The study prospectively evaluates 1380 patients who began PUVA treatment for psoriasis at 16 university centers in 1975-1976. Beginning in 1991, an increased incidence of melanoma was noted. At the same time, it was observed that there was a clustering of cases in patients who had received more than 280 PUVA treatments.
Overall, by 1996, the relative risk of melanoma for persons enrolled in the study was 2.3 compared to the general population. Additionally, by the beginning of the 15-year follow-up, the relative risk was 5.4, increasing to 8.9 if the patient had received more than 250 PUVA treatments.
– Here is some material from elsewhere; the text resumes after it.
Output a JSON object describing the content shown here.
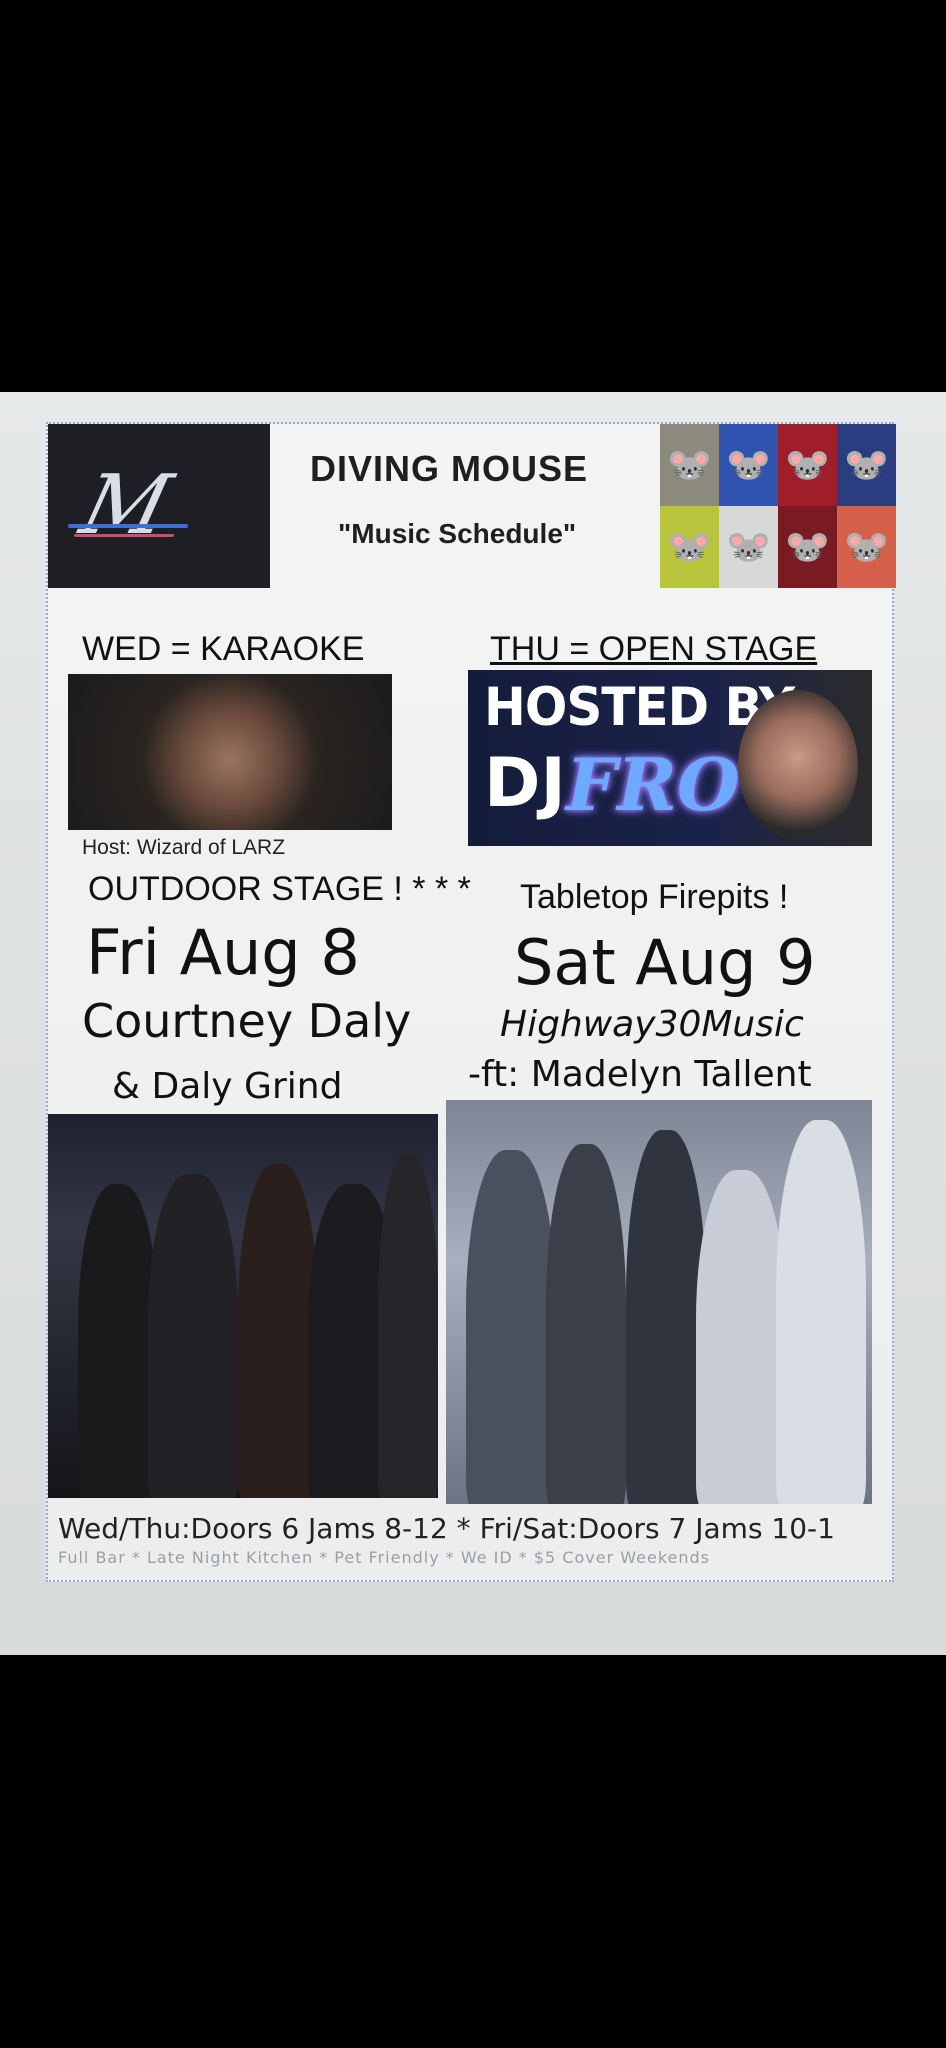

The authors conclude that beginning about 15 years after treatment with PUVA there is a substantial increased relative risk of melanoma. Although higher numbers of treatments (> 250) were associated with worst risk, the absolute level at which risk increases is unknown. It is recommended that persons who have received PUVA treatment be followed carefully for development of melanoma, as well as other nonmelanoma skin cancer.
Stern R, et al. N Engl J Med 1997;336: 1041-1045.